This time, though, he knew what was happening, and had control. “This isn't real,” Johannes said. The mob became insubstantial, and when Johannes looked back, he was outside of Osander, facing the village. Behind him was the hallucination and an imagined death, so he returned to the village.
“Am I trapped here, then?” he asked himself. “No. That is absurd. I only think I've been here for days. I'm really in Duerstadt. This isn't real.”
“What isn't real?” Rebekah asked. Osander was still there, but Rebekah and the door to the side-room in the temple had reappeared.
“I'm sorry, Rebekah. I have to go. I wish I could stay here with you. Duerstadt is better than Huerten, and it has been wonderful living in the same house with my family again, but I am afraid I have to go. I have been trying to work it out for days, and none of it made sense, but now I think I'm starting to understand. My mind couldn't take the insanity that assaulted it, so it brought me to a safe place – to Duerstadt, but I can't stay. You see, none of this is real.
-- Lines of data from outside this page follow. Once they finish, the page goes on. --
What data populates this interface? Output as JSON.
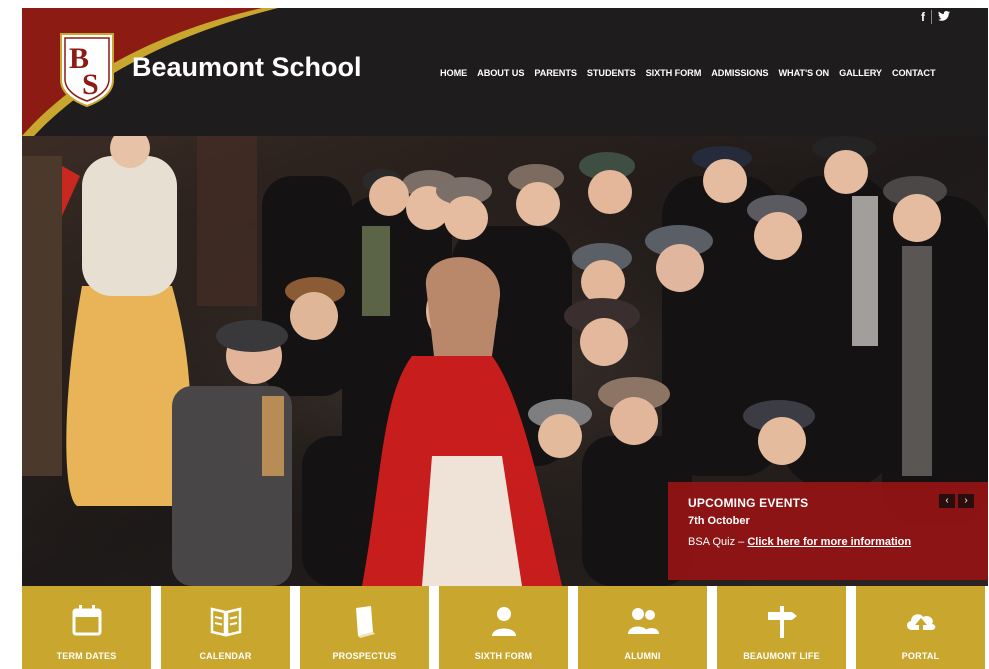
{
  "header": {
    "logo_letters": "BS",
    "school_name": "Beaumont School",
    "social": [
      "f",
      "🐦"
    ],
    "nav": [
      "HOME",
      "ABOUT US",
      "PARENTS",
      "STUDENTS",
      "SIXTH FORM",
      "ADMISSIONS",
      "WHAT'S ON",
      "GALLERY",
      "CONTACT"
    ]
  },
  "events": {
    "title": "UPCOMING EVENTS",
    "date": "7th October",
    "info_prefix": "BSA Quiz – ",
    "info_link": "Click here for more information",
    "prev": "‹",
    "next": "›"
  },
  "tiles": [
    {
      "label": "TERM DATES",
      "icon": "calendar-icon"
    },
    {
      "label": "CALENDAR",
      "icon": "book-open-icon"
    },
    {
      "label": "PROSPECTUS",
      "icon": "book-icon"
    },
    {
      "label": "SIXTH FORM",
      "icon": "person-icon"
    },
    {
      "label": "ALUMNI",
      "icon": "people-icon"
    },
    {
      "label": "BEAUMONT LIFE",
      "icon": "signpost-icon"
    },
    {
      "label": "PORTAL",
      "icon": "cloud-upload-icon"
    }
  ],
  "colors": {
    "header_bg": "#1e1c1d",
    "brand_red": "#8c1c13",
    "brand_gold": "#c9a72e",
    "events_red": "#961414"
  }
}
The temple, the University, our house… You aren't real either, Bekah.”
“But Hannes –”
“I'm sorry, Bekah. I'll miss you, but we will see each other again.”
Johannes closed his eyes, and blocked everything out. He kept his eyes closed for a long time, and eventually fell asleep. The smells of pine and fresh herbs filled his insubstantial dreams, but this time, they weren't strange. They made sense. When he woke, he was lying on a straw bed. He opened his eyes slowly, and saw a well-constructed sloped roof above him, the long planks connected by wooden bolts.
“His eyes are open.” It was Mineasia's voice.
“About time.” This voice was unfamiliar.
“Will he be all right now, Uyithlyaw?”
Nathan controlled Johannes up to the College of Moral Philosophy. After that, Johannes was an NPC. Welcome back, Nathan. At this point, it shouldn't be hard to catch up to the other players.